═══ Records shown

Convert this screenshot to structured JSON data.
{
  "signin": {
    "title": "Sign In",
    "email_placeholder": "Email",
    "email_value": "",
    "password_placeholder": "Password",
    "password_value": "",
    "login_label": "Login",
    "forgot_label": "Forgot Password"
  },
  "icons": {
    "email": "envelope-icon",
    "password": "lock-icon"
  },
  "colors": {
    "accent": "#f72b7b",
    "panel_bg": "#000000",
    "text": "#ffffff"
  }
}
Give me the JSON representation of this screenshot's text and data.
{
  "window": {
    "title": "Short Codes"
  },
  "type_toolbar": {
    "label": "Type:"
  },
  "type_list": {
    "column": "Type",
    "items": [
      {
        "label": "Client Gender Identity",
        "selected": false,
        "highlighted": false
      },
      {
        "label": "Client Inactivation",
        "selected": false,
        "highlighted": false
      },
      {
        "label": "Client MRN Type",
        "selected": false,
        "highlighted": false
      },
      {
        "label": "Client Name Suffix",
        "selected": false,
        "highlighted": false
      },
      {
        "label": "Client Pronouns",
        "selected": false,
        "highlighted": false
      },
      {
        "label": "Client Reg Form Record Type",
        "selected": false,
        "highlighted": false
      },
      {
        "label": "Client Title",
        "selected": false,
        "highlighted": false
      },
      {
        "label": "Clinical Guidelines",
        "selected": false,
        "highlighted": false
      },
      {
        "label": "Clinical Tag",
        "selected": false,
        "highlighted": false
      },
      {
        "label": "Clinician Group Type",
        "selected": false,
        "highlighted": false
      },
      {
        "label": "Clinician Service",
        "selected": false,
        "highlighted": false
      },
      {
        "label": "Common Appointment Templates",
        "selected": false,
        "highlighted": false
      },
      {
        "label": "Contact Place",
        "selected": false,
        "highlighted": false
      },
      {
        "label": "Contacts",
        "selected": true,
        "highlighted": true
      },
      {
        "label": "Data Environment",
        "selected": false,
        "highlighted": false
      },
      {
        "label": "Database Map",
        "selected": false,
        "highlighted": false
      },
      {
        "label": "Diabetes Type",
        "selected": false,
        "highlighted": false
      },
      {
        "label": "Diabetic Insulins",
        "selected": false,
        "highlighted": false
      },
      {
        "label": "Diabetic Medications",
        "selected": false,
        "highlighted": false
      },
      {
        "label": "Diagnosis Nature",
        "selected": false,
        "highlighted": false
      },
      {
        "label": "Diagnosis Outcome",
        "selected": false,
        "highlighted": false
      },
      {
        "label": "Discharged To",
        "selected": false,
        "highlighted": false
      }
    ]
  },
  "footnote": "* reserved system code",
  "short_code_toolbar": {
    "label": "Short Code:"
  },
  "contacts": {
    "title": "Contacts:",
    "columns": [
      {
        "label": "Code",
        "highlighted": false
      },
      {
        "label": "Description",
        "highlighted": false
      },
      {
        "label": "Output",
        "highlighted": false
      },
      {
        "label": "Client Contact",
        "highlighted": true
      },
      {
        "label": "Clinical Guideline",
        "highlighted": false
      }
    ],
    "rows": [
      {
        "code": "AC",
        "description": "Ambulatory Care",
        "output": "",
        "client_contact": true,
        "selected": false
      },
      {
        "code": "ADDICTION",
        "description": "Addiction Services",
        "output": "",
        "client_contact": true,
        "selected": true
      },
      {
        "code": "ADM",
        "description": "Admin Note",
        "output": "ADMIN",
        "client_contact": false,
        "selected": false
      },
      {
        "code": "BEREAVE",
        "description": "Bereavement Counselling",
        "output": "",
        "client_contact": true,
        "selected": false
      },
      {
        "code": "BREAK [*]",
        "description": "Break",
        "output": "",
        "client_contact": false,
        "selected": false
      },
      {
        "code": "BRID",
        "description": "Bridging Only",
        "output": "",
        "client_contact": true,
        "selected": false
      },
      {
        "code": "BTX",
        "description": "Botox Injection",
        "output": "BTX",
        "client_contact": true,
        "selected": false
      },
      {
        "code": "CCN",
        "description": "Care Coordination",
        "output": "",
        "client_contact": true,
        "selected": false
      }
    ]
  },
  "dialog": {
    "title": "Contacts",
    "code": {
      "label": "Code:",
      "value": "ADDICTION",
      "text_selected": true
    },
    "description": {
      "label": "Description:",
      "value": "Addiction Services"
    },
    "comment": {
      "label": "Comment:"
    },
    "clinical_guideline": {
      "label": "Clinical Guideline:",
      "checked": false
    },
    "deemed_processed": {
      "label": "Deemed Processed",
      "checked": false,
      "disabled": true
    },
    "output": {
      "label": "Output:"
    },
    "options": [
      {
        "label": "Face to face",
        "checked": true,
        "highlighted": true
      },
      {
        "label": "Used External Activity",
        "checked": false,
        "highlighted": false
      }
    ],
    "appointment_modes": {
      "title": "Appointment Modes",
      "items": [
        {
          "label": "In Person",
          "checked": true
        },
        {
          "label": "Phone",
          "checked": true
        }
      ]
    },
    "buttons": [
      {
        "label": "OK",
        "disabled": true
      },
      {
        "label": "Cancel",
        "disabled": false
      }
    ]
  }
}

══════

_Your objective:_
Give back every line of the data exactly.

_Exercise output:_
Convert this screenshot to structured JSON data.
{
  "signin": {
    "title": "Sign In",
    "email_placeholder": "Email",
    "email_value": "",
    "password_placeholder": "Password",
    "password_value": "",
    "login_label": "Login",
    "forgot_label": "Forgot Password"
  },
  "icons": {
    "email": "envelope-icon",
    "password": "lock-icon"
  },
  "colors": {
    "accent": "#f72b7b",
    "panel_bg": "#000000",
    "text": "#ffffff"
  }
}
Give me the JSON representation of this screenshot's text and data.
{
  "window": {
    "title": "Short Codes"
  },
  "type_toolbar": {
    "label": "Type:"
  },
  "type_list": {
    "column": "Type",
    "items": [
      {
        "label": "Client Gender Identity",
        "selected": false,
        "highlighted": false
      },
      {
        "label": "Client Inactivation",
        "selected": false,
        "highlighted": false
      },
      {
        "label": "Client MRN Type",
        "selected": false,
        "highlighted": false
      },
      {
        "label": "Client Name Suffix",
        "selected": false,
        "highlighted": false
      },
      {
        "label": "Client Pronouns",
        "selected": false,
        "highlighted": false
      },
      {
        "label": "Client Reg Form Record Type",
        "selected": false,
        "highlighted": false
      },
      {
        "label": "Client Title",
        "selected": false,
        "highlighted": false
      },
      {
        "label": "Clinical Guidelines",
        "selected": false,
        "highlighted": false
      },
      {
        "label": "Clinical Tag",
        "selected": false,
        "highlighted": false
      },
      {
        "label": "Clinician Group Type",
        "selected": false,
        "highlighted": false
      },
      {
        "label": "Clinician Service",
        "selected": false,
        "highlighted": false
      },
      {
        "label": "Common Appointment Templates",
        "selected": false,
        "highlighted": false
      },
      {
        "label": "Contact Place",
        "selected": false,
        "highlighted": false
      },
      {
        "label": "Contacts",
        "selected": true,
        "highlighted": true
      },
      {
        "label": "Data Environment",
        "selected": false,
        "highlighted": false
      },
      {
        "label": "Database Map",
        "selected": false,
        "highlighted": false
      },
      {
        "label": "Diabetes Type",
        "selected": false,
        "highlighted": false
      },
      {
        "label": "Diabetic Insulins",
        "selected": false,
        "highlighted": false
      },
      {
        "label": "Diabetic Medications",
        "selected": false,
        "highlighted": false
      },
      {
        "label": "Diagnosis Nature",
        "selected": false,
        "highlighted": false
      },
      {
        "label": "Diagnosis Outcome",
        "selected": false,
        "highlighted": false
      },
      {
        "label": "Discharged To",
        "selected": false,
        "highlighted": false
      }
    ]
  },
  "footnote": "* reserved system code",
  "short_code_toolbar": {
    "label": "Short Code:"
  },
  "contacts": {
    "title": "Contacts:",
    "columns": [
      {
        "label": "Code",
        "highlighted": false
      },
      {
        "label": "Description",
        "highlighted": false
      },
      {
        "label": "Output",
        "highlighted": false
      },
      {
        "label": "Client Contact",
        "highlighted": true
      },
      {
        "label": "Clinical Guideline",
        "highlighted": false
      }
    ],
    "rows": [
      {
        "code": "AC",
        "description": "Ambulatory Care",
        "output": "",
        "client_contact": true,
        "selected": false
      },
      {
        "code": "ADDICTION",
        "description": "Addiction Services",
        "output": "",
        "client_contact": true,
        "selected": true
      },
      {
        "code": "ADM",
        "description": "Admin Note",
        "output": "ADMIN",
        "client_contact": false,
        "selected": false
      },
      {
        "code": "BEREAVE",
        "description": "Bereavement Counselling",
        "output": "",
        "client_contact": true,
        "selected": false
      },
      {
        "code": "BREAK [*]",
        "description": "Break",
        "output": "",
        "client_contact": false,
        "selected": false
      },
      {
        "code": "BRID",
        "description": "Bridging Only",
        "output": "",
        "client_contact": true,
        "selected": false
      },
      {
        "code": "BTX",
        "description": "Botox Injection",
        "output": "BTX",
        "client_contact": true,
        "selected": false
      },
      {
        "code": "CCN",
        "description": "Care Coordination",
        "output": "",
        "client_contact": true,
        "selected": false
      }
    ]
  },
  "dialog": {
    "title": "Contacts",
    "code": {
      "label": "Code:",
      "value": "ADDICTION",
      "text_selected": true
    },
    "description": {
      "label": "Description:",
      "value": "Addiction Services"
    },
    "comment": {
      "label": "Comment:"
    },
    "clinical_guideline": {
      "label": "Clinical Guideline:",
      "checked": false
    },
    "deemed_processed": {
      "label": "Deemed Processed",
      "checked": false,
      "disabled": true
    },
    "output": {
      "label": "Output:"
    },
    "options": [
      {
        "label": "Face to face",
        "checked": true,
        "highlighted": true
      },
      {
        "label": "Used External Activity",
        "checked": false,
        "highlighted": false
      }
    ],
    "appointment_modes": {
      "title": "Appointment Modes",
      "items": [
        {
          "label": "In Person",
          "checked": true
        },
        {
          "label": "Phone",
          "checked": true
        }
      ]
    },
    "buttons": [
      {
        "label": "OK",
        "disabled": true
      },
      {
        "label": "Cancel",
        "disabled": false
      }
    ]
  }
}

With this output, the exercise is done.